Minorities and poorest ‘exposed to more air pollution’ finds US study

Minorities and poorest ‘exposed to more air pollution’ finds US study
Lead author says study shows importance of targeted strategies to reduce pollution

Ethnic minority and and low-income communities are exposed to higher levels of air pollution compared to others in the US, according to a new study.

These groups lived in areas with greater levels of fine particulate matter (PM2.5) in the air, the researchers found.

Similar trends have been idenfitied in London, according to a separate study published at the end of last year.

The US study – published in journal Naturefound Black, Asian, Hispanic and Latino people were exposed to higher levels of the air pollutant PM2.5.

Areas were white and Native American populations were over-represented tended to have less air pollution, the researchers from the Harvard T.H. Chan School of Public Health found.

In 2016, the average PM2.5 concentration that Black people in the US were exposed to was 13.7 per cent higher than white people, and 36 per cent higher than Native Americans, the study said.

The researchers also found higher levels of PM2.5 – which can come from vehicle exhausts and burning fuel – in areas with more lower income groups compared to higher ones.

Abdulrahman Jbaily, the study’s lead author, said the findings showed the importance of targeted strategies over air pollution to reduce overall levels and to move closer to US Environmental Protection Agency’s goal to “provide all people with the same degree of protection from environmental hazards”.

In 2019, researchers said Black and Hispanic people in the US faced a “pollution burden” as they were exposed to higher levels of PM2.5 in the air than they produced.

Earlier this year, a US study found ethnic minority communities in the US suffered higher exposure from nearly all sources of air pollution – including roads, building sites and factories.

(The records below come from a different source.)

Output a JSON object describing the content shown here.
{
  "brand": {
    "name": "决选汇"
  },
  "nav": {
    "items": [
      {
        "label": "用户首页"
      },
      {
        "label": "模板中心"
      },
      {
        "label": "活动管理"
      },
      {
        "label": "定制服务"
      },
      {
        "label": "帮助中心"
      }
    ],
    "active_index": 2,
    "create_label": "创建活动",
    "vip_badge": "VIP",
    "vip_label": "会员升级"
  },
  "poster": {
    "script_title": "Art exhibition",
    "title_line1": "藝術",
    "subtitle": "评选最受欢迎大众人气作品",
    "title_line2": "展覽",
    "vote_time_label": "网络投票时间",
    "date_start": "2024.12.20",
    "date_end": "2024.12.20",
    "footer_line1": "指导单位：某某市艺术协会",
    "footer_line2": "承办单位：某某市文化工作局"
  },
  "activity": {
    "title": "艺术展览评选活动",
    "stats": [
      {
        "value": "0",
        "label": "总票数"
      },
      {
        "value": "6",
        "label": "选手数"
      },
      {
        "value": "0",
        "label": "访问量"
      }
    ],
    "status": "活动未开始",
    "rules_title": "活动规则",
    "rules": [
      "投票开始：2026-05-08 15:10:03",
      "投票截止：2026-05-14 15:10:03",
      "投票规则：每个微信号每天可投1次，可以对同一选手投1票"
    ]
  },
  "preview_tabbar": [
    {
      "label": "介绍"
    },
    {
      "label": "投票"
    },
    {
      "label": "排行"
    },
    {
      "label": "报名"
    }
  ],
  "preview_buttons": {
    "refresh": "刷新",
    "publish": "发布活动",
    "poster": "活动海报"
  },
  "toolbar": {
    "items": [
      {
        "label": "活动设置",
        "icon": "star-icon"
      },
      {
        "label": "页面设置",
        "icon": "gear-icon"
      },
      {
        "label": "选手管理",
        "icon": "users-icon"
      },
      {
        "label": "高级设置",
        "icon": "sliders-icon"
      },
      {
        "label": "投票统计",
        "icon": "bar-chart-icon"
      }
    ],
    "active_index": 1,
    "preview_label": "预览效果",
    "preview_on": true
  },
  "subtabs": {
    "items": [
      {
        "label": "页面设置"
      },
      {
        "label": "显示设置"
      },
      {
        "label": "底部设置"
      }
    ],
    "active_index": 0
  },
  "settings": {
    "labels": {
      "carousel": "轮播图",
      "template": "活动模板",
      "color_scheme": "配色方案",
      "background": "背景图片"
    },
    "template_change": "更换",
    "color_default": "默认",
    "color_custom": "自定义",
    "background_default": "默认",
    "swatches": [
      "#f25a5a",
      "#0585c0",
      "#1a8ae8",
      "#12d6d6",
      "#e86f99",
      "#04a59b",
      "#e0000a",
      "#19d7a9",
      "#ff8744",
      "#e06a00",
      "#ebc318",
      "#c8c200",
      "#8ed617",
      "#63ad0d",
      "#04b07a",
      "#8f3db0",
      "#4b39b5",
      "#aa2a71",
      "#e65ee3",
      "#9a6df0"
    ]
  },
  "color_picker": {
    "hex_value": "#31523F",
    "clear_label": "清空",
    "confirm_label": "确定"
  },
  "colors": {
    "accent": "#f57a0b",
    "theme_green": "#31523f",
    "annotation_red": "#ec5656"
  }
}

Air pollution from PM2.5 has been estimated as causing around 1.8 million excess deaths in 2019, according to a study published last week.